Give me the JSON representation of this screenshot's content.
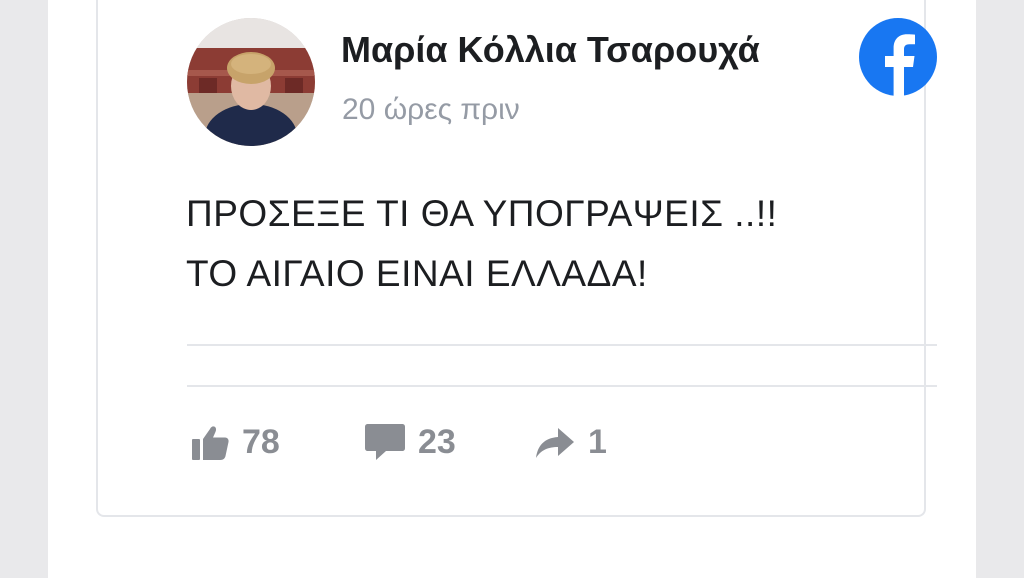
{
  "post": {
    "author_name": "Μαρία Κόλλια Τσαρουχά",
    "timestamp": "20 ώρες πριν",
    "text_line_1": "ΠΡΟΣΕΞΕ ΤΙ ΘΑ ΥΠΟΓΡΑΨΕΙΣ ..!!",
    "text_line_2": "ΤΟ ΑΙΓΑΙΟ ΕΙΝΑΙ ΕΛΛΑΔΑ!"
  },
  "stats": {
    "likes": "78",
    "comments": "23",
    "shares": "1"
  },
  "icons": {
    "platform": "facebook-icon",
    "like": "thumbs-up-icon",
    "comment": "speech-bubble-icon",
    "share": "share-arrow-icon"
  },
  "colors": {
    "facebook_blue": "#1877f2",
    "text": "#1c1e21",
    "muted": "#8a8d93"
  }
}
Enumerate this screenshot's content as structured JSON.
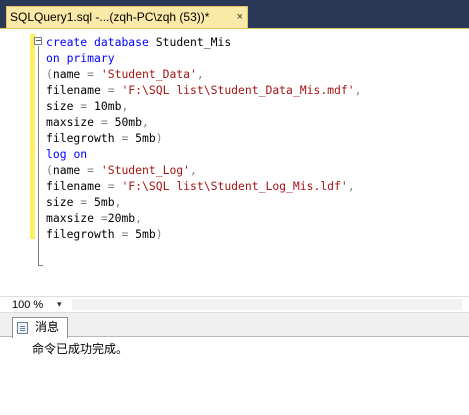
{
  "tab": {
    "title": "SQLQuery1.sql -...(zqh-PC\\zqh (53))*",
    "close": "×"
  },
  "code": {
    "lines": [
      [
        {
          "t": "create",
          "c": "kw"
        },
        {
          "t": " ",
          "c": ""
        },
        {
          "t": "database",
          "c": "kw"
        },
        {
          "t": " Student_Mis",
          "c": ""
        }
      ],
      [
        {
          "t": "on",
          "c": "kw"
        },
        {
          "t": " ",
          "c": ""
        },
        {
          "t": "primary",
          "c": "kw"
        }
      ],
      [
        {
          "t": "(",
          "c": "gray"
        },
        {
          "t": "name ",
          "c": ""
        },
        {
          "t": "=",
          "c": "gray"
        },
        {
          "t": " ",
          "c": ""
        },
        {
          "t": "'Student_Data'",
          "c": "str"
        },
        {
          "t": ",",
          "c": "gray"
        }
      ],
      [
        {
          "t": "filename ",
          "c": ""
        },
        {
          "t": "=",
          "c": "gray"
        },
        {
          "t": " ",
          "c": ""
        },
        {
          "t": "'F:\\SQL list\\Student_Data_Mis.mdf'",
          "c": "str"
        },
        {
          "t": ",",
          "c": "gray"
        }
      ],
      [
        {
          "t": "size ",
          "c": ""
        },
        {
          "t": "=",
          "c": "gray"
        },
        {
          "t": " 10mb",
          "c": ""
        },
        {
          "t": ",",
          "c": "gray"
        }
      ],
      [
        {
          "t": "maxsize ",
          "c": ""
        },
        {
          "t": "=",
          "c": "gray"
        },
        {
          "t": " 50mb",
          "c": ""
        },
        {
          "t": ",",
          "c": "gray"
        }
      ],
      [
        {
          "t": "filegrowth ",
          "c": ""
        },
        {
          "t": "=",
          "c": "gray"
        },
        {
          "t": " 5mb",
          "c": ""
        },
        {
          "t": ")",
          "c": "gray"
        }
      ],
      [
        {
          "t": "log",
          "c": "kw"
        },
        {
          "t": " ",
          "c": ""
        },
        {
          "t": "on",
          "c": "kw"
        }
      ],
      [
        {
          "t": "(",
          "c": "gray"
        },
        {
          "t": "name ",
          "c": ""
        },
        {
          "t": "=",
          "c": "gray"
        },
        {
          "t": " ",
          "c": ""
        },
        {
          "t": "'Student_Log'",
          "c": "str"
        },
        {
          "t": ",",
          "c": "gray"
        }
      ],
      [
        {
          "t": "filename ",
          "c": ""
        },
        {
          "t": "=",
          "c": "gray"
        },
        {
          "t": " ",
          "c": ""
        },
        {
          "t": "'F:\\SQL list\\Student_Log_Mis.ldf'",
          "c": "str"
        },
        {
          "t": ",",
          "c": "gray"
        }
      ],
      [
        {
          "t": "size ",
          "c": ""
        },
        {
          "t": "=",
          "c": "gray"
        },
        {
          "t": " 5mb",
          "c": ""
        },
        {
          "t": ",",
          "c": "gray"
        }
      ],
      [
        {
          "t": "maxsize ",
          "c": ""
        },
        {
          "t": "=",
          "c": "gray"
        },
        {
          "t": "20mb",
          "c": ""
        },
        {
          "t": ",",
          "c": "gray"
        }
      ],
      [
        {
          "t": "filegrowth ",
          "c": ""
        },
        {
          "t": "=",
          "c": "gray"
        },
        {
          "t": " 5mb",
          "c": ""
        },
        {
          "t": ")",
          "c": "gray"
        }
      ]
    ]
  },
  "status": {
    "zoom": "100 %",
    "zoom_arrow": "▾"
  },
  "results": {
    "tab_label": "消息",
    "message": "命令已成功完成。"
  },
  "colors": {
    "keyword": "#0000ff",
    "string": "#a31515",
    "operator": "#808080",
    "chrome": "#293955",
    "active_tab": "#fbe9a8"
  },
  "icons": {
    "tab_close": "close-icon",
    "collapse": "collapse-minus-icon",
    "messages": "message-list-icon"
  }
}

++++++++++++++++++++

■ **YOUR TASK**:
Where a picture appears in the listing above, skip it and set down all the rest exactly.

■ **COMPLETED TASK**:
Give me the JSON representation of this screenshot's content.
{
  "post": {
    "author_name": "Μαρία Κόλλια Τσαρουχά",
    "timestamp": "20 ώρες πριν",
    "text_line_1": "ΠΡΟΣΕΞΕ ΤΙ ΘΑ ΥΠΟΓΡΑΨΕΙΣ ..!!",
    "text_line_2": "ΤΟ ΑΙΓΑΙΟ ΕΙΝΑΙ ΕΛΛΑΔΑ!"
  },
  "stats": {
    "likes": "78",
    "comments": "23",
    "shares": "1"
  },
  "icons": {
    "platform": "facebook-icon",
    "like": "thumbs-up-icon",
    "comment": "speech-bubble-icon",
    "share": "share-arrow-icon"
  },
  "colors": {
    "facebook_blue": "#1877f2",
    "text": "#1c1e21",
    "muted": "#8a8d93"
  }
}
Enumerate this screenshot's content as structured JSON.
{
  "tab": {
    "title": "SQLQuery1.sql -...(zqh-PC\\zqh (53))*",
    "close": "×"
  },
  "code": {
    "lines": [
      [
        {
          "t": "create",
          "c": "kw"
        },
        {
          "t": " ",
          "c": ""
        },
        {
          "t": "database",
          "c": "kw"
        },
        {
          "t": " Student_Mis",
          "c": ""
        }
      ],
      [
        {
          "t": "on",
          "c": "kw"
        },
        {
          "t": " ",
          "c": ""
        },
        {
          "t": "primary",
          "c": "kw"
        }
      ],
      [
        {
          "t": "(",
          "c": "gray"
        },
        {
          "t": "name ",
          "c": ""
        },
        {
          "t": "=",
          "c": "gray"
        },
        {
          "t": " ",
          "c": ""
        },
        {
          "t": "'Student_Data'",
          "c": "str"
        },
        {
          "t": ",",
          "c": "gray"
        }
      ],
      [
        {
          "t": "filename ",
          "c": ""
        },
        {
          "t": "=",
          "c": "gray"
        },
        {
          "t": " ",
          "c": ""
        },
        {
          "t": "'F:\\SQL list\\Student_Data_Mis.mdf'",
          "c": "str"
        },
        {
          "t": ",",
          "c": "gray"
        }
      ],
      [
        {
          "t": "size ",
          "c": ""
        },
        {
          "t": "=",
          "c": "gray"
        },
        {
          "t": " 10mb",
          "c": ""
        },
        {
          "t": ",",
          "c": "gray"
        }
      ],
      [
        {
          "t": "maxsize ",
          "c": ""
        },
        {
          "t": "=",
          "c": "gray"
        },
        {
          "t": " 50mb",
          "c": ""
        },
        {
          "t": ",",
          "c": "gray"
        }
      ],
      [
        {
          "t": "filegrowth ",
          "c": ""
        },
        {
          "t": "=",
          "c": "gray"
        },
        {
          "t": " 5mb",
          "c": ""
        },
        {
          "t": ")",
          "c": "gray"
        }
      ],
      [
        {
          "t": "log",
          "c": "kw"
        },
        {
          "t": " ",
          "c": ""
        },
        {
          "t": "on",
          "c": "kw"
        }
      ],
      [
        {
          "t": "(",
          "c": "gray"
        },
        {
          "t": "name ",
          "c": ""
        },
        {
          "t": "=",
          "c": "gray"
        },
        {
          "t": " ",
          "c": ""
        },
        {
          "t": "'Student_Log'",
          "c": "str"
        },
        {
          "t": ",",
          "c": "gray"
        }
      ],
      [
        {
          "t": "filename ",
          "c": ""
        },
        {
          "t": "=",
          "c": "gray"
        },
        {
          "t": " ",
          "c": ""
        },
        {
          "t": "'F:\\SQL list\\Student_Log_Mis.ldf'",
          "c": "str"
        },
        {
          "t": ",",
          "c": "gray"
        }
      ],
      [
        {
          "t": "size ",
          "c": ""
        },
        {
          "t": "=",
          "c": "gray"
        },
        {
          "t": " 5mb",
          "c": ""
        },
        {
          "t": ",",
          "c": "gray"
        }
      ],
      [
        {
          "t": "maxsize ",
          "c": ""
        },
        {
          "t": "=",
          "c": "gray"
        },
        {
          "t": "20mb",
          "c": ""
        },
        {
          "t": ",",
          "c": "gray"
        }
      ],
      [
        {
          "t": "filegrowth ",
          "c": ""
        },
        {
          "t": "=",
          "c": "gray"
        },
        {
          "t": " 5mb",
          "c": ""
        },
        {
          "t": ")",
          "c": "gray"
        }
      ]
    ]
  },
  "status": {
    "zoom": "100 %",
    "zoom_arrow": "▾"
  },
  "results": {
    "tab_label": "消息",
    "message": "命令已成功完成。"
  },
  "colors": {
    "keyword": "#0000ff",
    "string": "#a31515",
    "operator": "#808080",
    "chrome": "#293955",
    "active_tab": "#fbe9a8"
  },
  "icons": {
    "tab_close": "close-icon",
    "collapse": "collapse-minus-icon",
    "messages": "message-list-icon"
  }
}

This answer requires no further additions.